* App and web page records:
==============================

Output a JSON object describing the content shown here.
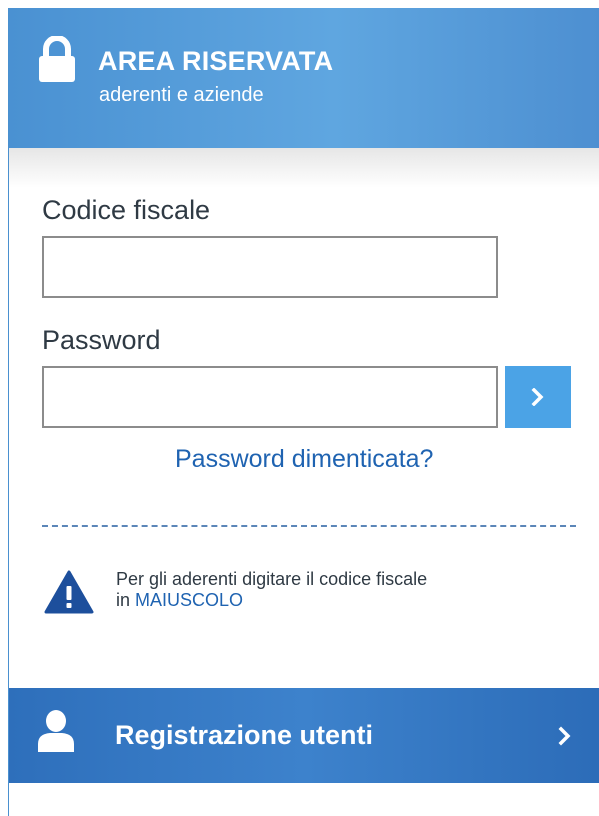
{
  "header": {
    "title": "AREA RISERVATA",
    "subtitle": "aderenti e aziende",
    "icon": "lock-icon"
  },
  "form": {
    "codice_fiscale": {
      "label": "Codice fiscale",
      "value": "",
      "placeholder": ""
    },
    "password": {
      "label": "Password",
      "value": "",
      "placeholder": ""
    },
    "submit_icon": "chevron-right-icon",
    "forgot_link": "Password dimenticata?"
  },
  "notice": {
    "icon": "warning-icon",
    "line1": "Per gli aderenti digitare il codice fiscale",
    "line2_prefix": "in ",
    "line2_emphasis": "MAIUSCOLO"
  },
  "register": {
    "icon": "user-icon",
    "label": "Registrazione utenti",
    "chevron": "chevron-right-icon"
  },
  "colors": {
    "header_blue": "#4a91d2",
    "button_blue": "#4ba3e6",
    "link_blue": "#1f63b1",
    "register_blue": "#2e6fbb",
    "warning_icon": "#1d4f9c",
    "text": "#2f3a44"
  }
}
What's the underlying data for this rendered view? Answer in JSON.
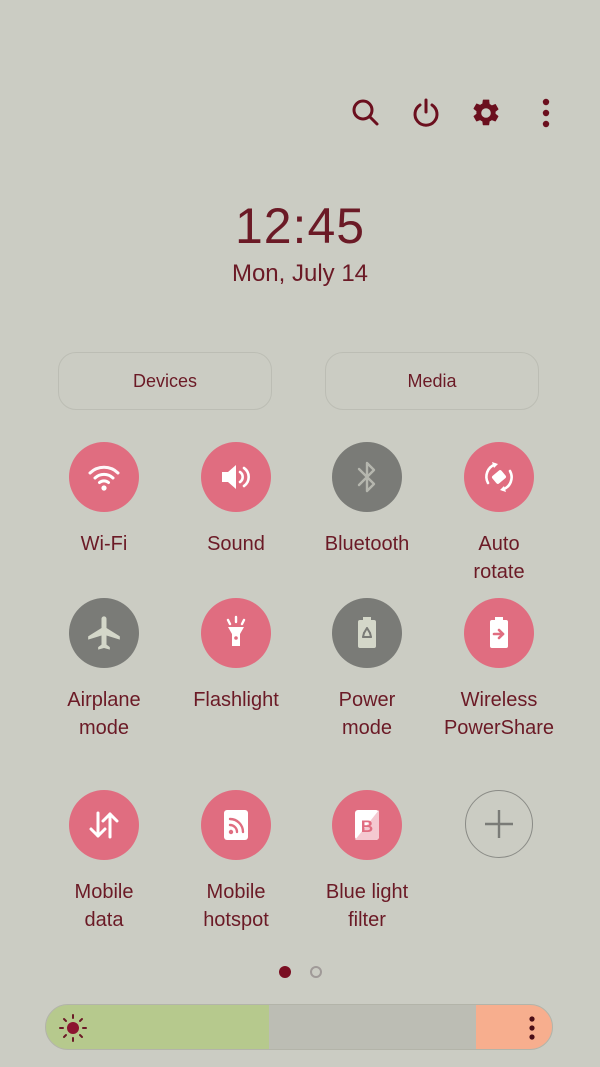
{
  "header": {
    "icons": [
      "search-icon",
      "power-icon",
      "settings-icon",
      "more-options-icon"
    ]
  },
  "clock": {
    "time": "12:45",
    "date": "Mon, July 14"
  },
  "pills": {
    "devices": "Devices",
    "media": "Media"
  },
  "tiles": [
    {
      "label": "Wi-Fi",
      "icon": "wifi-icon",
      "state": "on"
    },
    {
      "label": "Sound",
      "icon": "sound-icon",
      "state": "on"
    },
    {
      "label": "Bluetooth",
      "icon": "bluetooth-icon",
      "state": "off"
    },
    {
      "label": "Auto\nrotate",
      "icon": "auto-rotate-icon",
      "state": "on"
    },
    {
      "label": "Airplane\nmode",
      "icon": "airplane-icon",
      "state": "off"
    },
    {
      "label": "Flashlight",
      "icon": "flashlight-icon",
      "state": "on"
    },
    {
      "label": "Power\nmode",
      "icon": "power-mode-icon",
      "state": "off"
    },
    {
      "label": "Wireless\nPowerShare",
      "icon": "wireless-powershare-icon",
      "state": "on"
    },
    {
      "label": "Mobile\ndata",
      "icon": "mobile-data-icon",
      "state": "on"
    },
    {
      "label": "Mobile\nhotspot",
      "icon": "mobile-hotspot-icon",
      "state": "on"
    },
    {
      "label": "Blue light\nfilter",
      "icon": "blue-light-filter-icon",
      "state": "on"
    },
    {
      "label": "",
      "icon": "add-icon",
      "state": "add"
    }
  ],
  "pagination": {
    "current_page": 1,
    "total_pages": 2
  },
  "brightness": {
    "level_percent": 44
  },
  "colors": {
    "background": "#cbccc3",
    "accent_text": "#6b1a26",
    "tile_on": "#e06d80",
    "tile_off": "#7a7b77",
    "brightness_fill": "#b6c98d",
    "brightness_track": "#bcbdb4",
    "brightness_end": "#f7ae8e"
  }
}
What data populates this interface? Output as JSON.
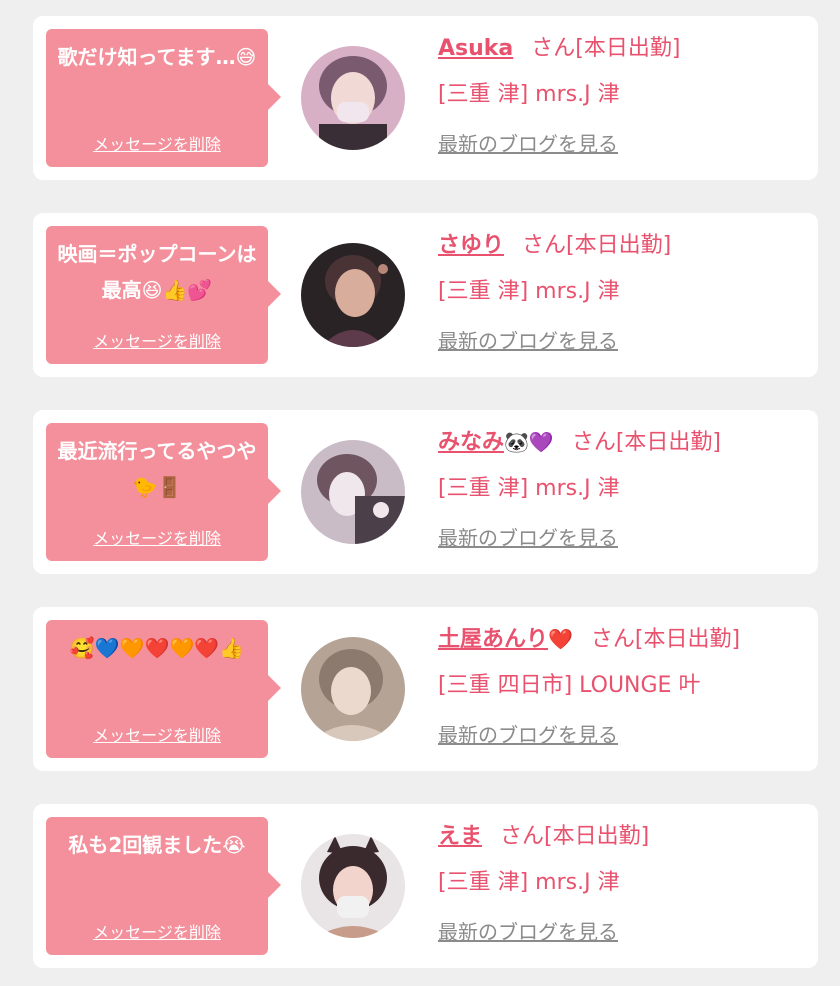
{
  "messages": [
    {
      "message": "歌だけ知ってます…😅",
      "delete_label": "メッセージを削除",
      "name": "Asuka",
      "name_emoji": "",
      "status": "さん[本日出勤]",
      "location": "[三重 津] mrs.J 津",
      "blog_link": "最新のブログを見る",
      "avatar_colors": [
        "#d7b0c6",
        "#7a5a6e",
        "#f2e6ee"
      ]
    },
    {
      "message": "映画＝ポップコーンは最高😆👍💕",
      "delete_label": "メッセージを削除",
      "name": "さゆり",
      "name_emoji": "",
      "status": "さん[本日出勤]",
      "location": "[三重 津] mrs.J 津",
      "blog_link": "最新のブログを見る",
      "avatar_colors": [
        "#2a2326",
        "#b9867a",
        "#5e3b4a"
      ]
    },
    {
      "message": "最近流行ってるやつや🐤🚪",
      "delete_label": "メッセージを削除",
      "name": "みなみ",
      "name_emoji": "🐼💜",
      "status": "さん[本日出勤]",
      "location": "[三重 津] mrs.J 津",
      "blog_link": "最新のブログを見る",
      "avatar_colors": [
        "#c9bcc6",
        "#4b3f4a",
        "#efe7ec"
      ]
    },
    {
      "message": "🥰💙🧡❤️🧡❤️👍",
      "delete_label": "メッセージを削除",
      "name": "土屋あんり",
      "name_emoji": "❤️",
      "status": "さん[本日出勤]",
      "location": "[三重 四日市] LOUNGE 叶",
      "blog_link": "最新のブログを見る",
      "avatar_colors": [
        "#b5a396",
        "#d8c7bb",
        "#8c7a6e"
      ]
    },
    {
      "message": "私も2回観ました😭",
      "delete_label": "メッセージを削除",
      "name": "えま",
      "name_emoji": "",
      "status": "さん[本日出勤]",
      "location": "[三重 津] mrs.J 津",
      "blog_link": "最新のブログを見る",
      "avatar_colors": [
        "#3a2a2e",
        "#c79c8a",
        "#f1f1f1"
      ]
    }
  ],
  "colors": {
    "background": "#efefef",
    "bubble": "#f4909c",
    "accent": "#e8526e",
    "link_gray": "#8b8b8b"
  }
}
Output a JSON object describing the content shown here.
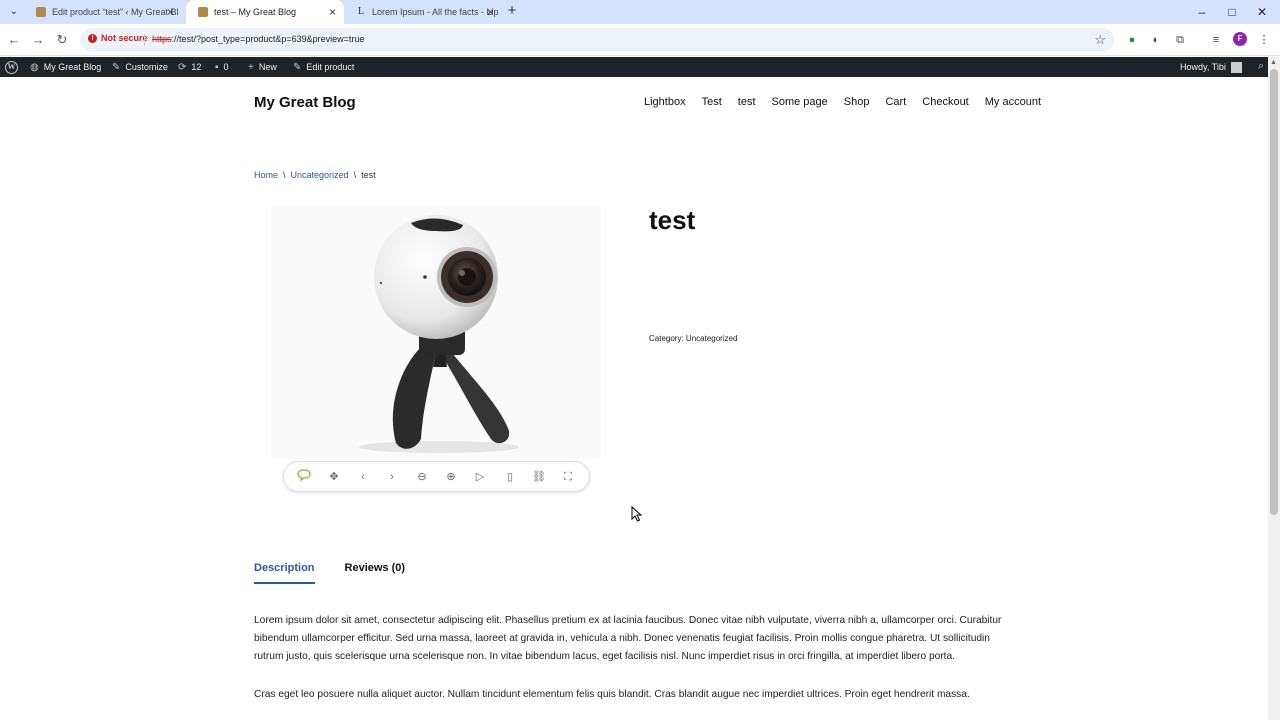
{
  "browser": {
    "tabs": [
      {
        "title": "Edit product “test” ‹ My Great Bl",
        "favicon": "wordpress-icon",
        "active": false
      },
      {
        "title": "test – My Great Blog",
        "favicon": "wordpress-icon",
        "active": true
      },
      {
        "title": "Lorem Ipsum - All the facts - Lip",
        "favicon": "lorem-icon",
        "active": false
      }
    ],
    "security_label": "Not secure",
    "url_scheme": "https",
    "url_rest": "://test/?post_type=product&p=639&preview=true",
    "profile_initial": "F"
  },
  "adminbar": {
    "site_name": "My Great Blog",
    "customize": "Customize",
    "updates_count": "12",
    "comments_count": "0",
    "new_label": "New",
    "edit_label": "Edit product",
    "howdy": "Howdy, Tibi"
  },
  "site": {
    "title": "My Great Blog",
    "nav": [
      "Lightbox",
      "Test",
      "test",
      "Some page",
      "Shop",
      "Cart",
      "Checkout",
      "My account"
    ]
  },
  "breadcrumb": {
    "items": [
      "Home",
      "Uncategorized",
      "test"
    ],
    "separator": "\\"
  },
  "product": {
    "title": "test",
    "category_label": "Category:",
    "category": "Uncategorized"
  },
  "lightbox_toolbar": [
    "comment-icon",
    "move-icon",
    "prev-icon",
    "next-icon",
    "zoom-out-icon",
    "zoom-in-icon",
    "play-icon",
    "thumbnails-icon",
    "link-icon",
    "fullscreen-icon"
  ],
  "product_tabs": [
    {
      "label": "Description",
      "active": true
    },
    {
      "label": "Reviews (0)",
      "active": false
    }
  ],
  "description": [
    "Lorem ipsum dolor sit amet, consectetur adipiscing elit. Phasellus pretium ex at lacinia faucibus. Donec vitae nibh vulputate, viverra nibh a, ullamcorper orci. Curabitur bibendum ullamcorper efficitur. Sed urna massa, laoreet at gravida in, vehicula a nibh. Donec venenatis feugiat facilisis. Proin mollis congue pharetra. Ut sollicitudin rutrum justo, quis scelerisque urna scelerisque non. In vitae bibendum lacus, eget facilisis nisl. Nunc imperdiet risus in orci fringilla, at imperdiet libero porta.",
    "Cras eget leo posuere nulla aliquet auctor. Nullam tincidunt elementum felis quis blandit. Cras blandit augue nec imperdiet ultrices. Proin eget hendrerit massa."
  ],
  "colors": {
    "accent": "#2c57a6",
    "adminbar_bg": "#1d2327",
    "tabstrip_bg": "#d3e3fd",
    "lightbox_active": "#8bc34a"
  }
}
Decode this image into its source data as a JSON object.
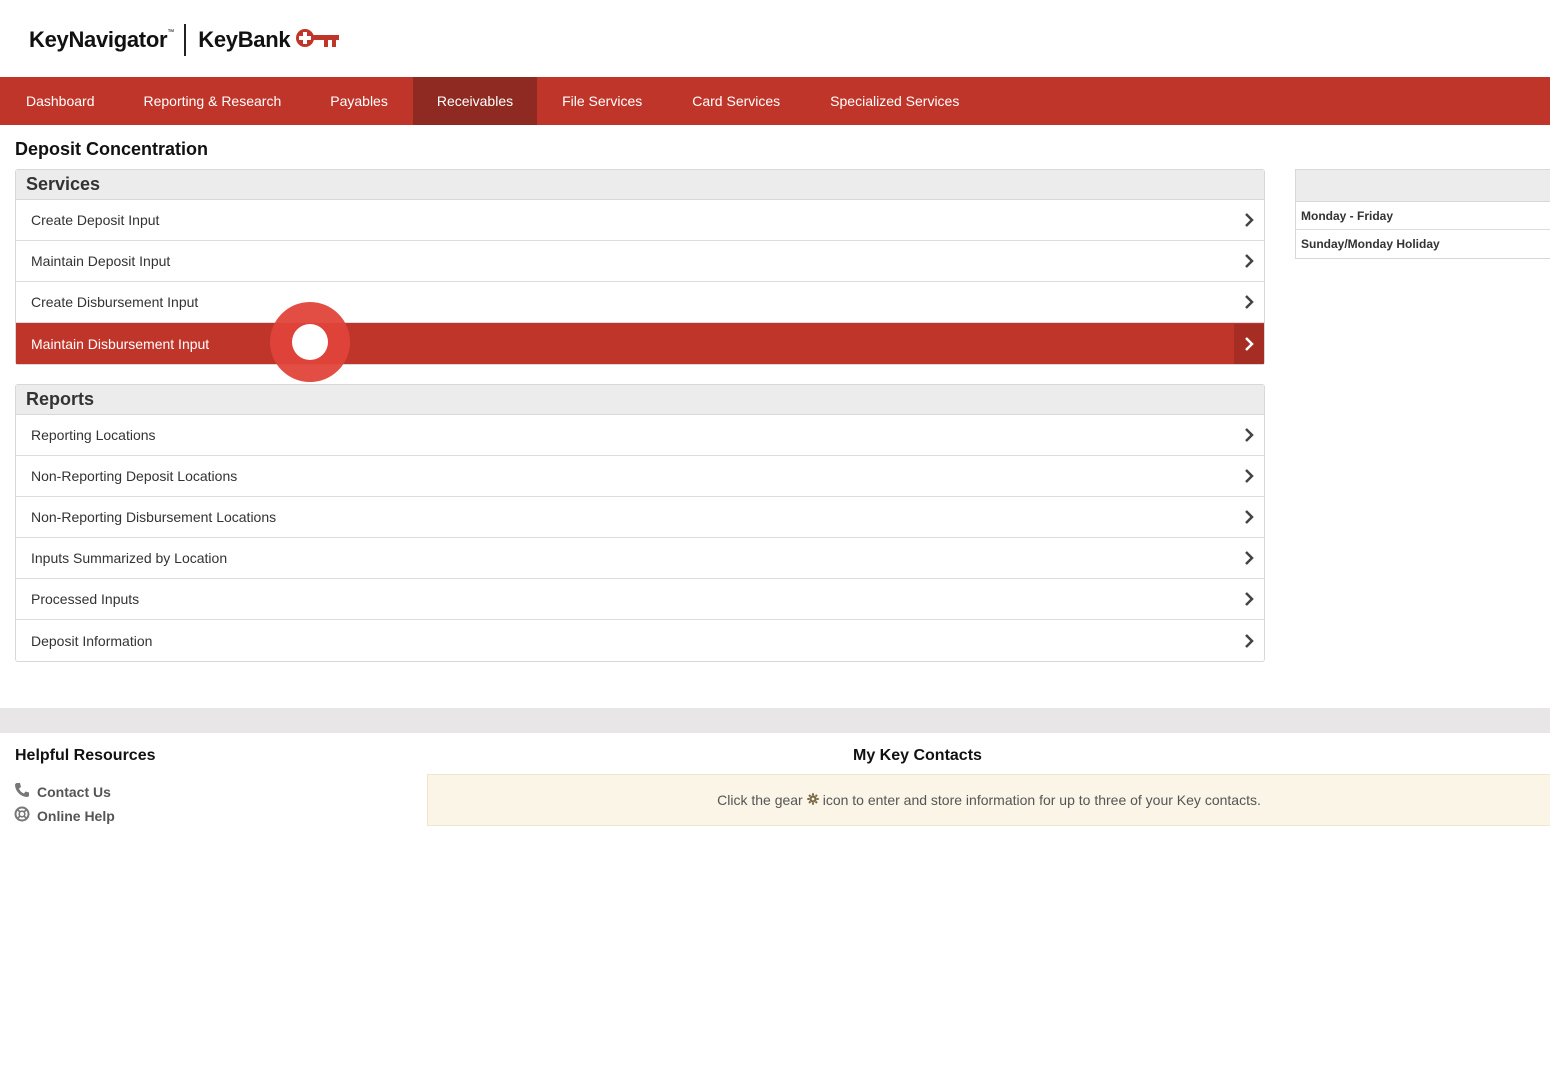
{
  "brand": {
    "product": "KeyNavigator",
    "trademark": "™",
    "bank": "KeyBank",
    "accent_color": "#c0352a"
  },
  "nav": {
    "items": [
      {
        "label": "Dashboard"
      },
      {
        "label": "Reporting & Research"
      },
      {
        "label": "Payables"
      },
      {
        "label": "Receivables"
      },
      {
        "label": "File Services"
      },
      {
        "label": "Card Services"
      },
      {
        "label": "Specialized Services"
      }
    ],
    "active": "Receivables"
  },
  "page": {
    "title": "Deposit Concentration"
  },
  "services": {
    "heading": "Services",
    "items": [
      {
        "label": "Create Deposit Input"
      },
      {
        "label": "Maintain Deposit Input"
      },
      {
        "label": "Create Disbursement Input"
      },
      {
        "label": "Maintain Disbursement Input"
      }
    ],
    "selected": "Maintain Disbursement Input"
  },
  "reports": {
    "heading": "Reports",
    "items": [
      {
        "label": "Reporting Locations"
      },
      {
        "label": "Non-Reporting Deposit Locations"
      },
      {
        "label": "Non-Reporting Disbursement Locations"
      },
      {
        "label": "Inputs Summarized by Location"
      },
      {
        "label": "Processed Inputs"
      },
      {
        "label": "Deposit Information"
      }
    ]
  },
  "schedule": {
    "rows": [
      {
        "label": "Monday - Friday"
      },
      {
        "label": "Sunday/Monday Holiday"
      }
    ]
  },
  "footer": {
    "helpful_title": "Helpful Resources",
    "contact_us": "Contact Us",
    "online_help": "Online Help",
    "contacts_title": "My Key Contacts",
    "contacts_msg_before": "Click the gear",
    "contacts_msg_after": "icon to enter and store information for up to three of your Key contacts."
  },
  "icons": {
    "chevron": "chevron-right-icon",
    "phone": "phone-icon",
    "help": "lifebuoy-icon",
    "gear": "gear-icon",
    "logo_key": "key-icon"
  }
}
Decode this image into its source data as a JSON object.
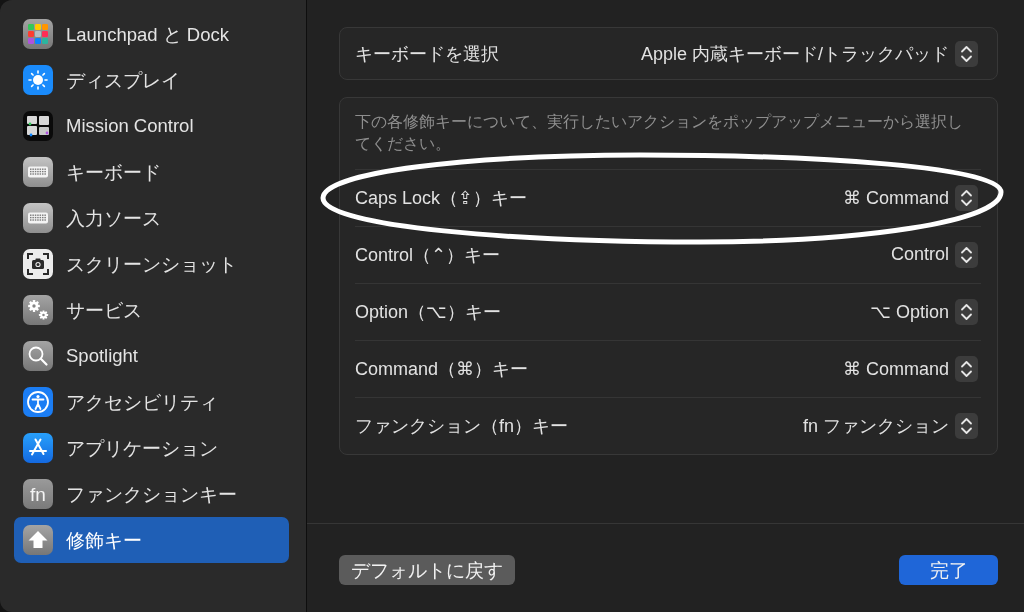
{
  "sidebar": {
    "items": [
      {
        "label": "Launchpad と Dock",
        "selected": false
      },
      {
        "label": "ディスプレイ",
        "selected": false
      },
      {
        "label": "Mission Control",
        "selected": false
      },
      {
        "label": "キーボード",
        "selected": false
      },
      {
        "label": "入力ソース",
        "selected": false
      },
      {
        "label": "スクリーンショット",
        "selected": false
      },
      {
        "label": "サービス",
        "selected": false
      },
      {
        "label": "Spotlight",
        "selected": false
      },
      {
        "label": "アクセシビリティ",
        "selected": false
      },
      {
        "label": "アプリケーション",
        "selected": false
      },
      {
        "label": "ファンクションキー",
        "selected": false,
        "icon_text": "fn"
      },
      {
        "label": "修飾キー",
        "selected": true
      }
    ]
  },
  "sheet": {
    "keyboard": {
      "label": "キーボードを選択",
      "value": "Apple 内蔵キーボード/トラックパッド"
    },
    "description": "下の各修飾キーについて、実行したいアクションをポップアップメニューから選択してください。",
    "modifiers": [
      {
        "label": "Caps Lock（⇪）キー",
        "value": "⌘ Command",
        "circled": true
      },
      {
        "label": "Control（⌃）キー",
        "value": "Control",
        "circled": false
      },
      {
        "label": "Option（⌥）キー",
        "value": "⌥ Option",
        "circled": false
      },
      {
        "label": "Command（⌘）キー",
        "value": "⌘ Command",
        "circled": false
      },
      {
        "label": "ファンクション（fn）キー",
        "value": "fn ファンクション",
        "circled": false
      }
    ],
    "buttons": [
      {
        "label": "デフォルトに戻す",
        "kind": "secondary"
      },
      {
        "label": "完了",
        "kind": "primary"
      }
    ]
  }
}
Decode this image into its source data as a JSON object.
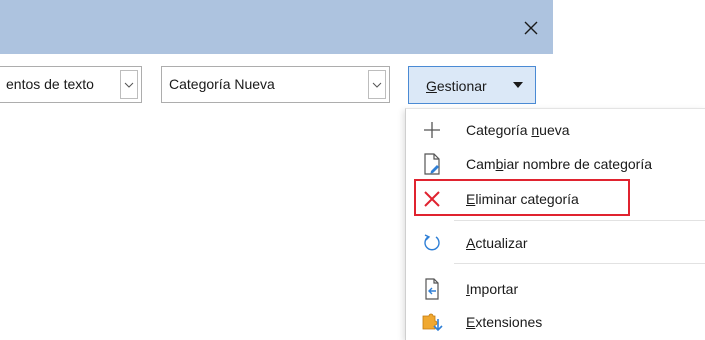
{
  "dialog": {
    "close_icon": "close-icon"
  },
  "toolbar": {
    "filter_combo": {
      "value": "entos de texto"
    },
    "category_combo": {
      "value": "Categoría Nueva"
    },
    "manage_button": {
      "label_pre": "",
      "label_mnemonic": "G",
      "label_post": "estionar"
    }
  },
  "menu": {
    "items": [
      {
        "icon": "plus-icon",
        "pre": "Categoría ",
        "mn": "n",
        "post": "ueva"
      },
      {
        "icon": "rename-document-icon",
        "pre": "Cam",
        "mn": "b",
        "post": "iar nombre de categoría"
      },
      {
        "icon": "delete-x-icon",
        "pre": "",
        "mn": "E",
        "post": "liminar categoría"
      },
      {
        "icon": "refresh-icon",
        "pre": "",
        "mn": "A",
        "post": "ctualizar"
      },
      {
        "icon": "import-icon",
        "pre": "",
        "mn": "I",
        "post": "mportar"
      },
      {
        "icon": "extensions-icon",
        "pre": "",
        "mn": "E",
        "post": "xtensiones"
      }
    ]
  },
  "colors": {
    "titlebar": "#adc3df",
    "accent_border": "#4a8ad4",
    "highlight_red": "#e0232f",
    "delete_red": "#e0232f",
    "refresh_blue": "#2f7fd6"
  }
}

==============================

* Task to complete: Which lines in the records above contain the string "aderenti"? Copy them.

* Exercise solution:
    "subtitle": "aderenti e aziende",
    "line1": "Per gli aderenti digitare il codice fiscale",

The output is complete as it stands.